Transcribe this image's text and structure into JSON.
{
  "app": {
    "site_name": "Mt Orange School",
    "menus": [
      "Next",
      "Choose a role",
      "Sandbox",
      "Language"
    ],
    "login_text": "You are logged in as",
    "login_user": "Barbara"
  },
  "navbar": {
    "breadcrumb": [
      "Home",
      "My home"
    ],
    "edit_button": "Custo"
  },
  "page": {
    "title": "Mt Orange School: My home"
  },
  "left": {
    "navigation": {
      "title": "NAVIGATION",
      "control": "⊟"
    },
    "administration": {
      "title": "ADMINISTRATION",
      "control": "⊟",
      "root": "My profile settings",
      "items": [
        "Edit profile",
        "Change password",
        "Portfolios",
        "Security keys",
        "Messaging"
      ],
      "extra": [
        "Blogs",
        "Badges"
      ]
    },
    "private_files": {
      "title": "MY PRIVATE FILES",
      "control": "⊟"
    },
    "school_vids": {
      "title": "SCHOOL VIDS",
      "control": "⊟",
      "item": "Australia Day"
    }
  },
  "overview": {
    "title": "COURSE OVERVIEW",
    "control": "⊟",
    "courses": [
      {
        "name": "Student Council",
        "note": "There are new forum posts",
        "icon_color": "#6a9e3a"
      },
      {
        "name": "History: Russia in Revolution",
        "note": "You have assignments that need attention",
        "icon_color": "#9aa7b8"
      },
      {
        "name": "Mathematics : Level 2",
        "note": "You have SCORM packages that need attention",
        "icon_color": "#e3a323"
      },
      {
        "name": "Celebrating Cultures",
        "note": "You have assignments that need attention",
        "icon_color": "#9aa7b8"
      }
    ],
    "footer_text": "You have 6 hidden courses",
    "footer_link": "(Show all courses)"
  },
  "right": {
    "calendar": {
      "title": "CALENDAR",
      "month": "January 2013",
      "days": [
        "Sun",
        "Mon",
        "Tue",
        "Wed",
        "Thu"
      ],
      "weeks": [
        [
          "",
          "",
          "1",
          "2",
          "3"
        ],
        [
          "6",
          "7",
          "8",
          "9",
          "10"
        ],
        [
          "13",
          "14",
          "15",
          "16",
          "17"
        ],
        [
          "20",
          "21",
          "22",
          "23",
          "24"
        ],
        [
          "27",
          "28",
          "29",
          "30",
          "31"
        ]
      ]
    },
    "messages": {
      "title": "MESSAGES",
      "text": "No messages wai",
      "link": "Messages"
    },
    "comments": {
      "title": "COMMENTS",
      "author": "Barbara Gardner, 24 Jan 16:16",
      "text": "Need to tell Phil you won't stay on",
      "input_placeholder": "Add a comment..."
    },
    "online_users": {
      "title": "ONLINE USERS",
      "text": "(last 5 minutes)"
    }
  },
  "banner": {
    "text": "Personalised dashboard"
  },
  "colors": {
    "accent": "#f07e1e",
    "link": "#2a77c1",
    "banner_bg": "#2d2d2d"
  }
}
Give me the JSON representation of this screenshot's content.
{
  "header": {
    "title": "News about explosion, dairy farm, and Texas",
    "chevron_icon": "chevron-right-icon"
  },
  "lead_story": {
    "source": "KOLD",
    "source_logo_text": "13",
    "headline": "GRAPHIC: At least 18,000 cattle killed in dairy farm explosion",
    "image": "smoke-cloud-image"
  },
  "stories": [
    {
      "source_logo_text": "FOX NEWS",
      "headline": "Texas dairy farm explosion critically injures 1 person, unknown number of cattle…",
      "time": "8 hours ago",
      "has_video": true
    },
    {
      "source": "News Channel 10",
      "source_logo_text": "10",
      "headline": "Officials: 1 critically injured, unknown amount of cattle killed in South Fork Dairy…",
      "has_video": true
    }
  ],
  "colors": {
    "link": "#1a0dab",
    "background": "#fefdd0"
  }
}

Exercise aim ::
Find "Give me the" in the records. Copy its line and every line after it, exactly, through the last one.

Written solution ::
Give me the JSON representation of this screenshot's content.
{
  "header": {
    "title": "News about explosion, dairy farm, and Texas",
    "chevron_icon": "chevron-right-icon"
  },
  "lead_story": {
    "source": "KOLD",
    "source_logo_text": "13",
    "headline": "GRAPHIC: At least 18,000 cattle killed in dairy farm explosion",
    "image": "smoke-cloud-image"
  },
  "stories": [
    {
      "source_logo_text": "FOX NEWS",
      "headline": "Texas dairy farm explosion critically injures 1 person, unknown number of cattle…",
      "time": "8 hours ago",
      "has_video": true
    },
    {
      "source": "News Channel 10",
      "source_logo_text": "10",
      "headline": "Officials: 1 critically injured, unknown amount of cattle killed in South Fork Dairy…",
      "has_video": true
    }
  ],
  "colors": {
    "link": "#1a0dab",
    "background": "#fefdd0"
  }
}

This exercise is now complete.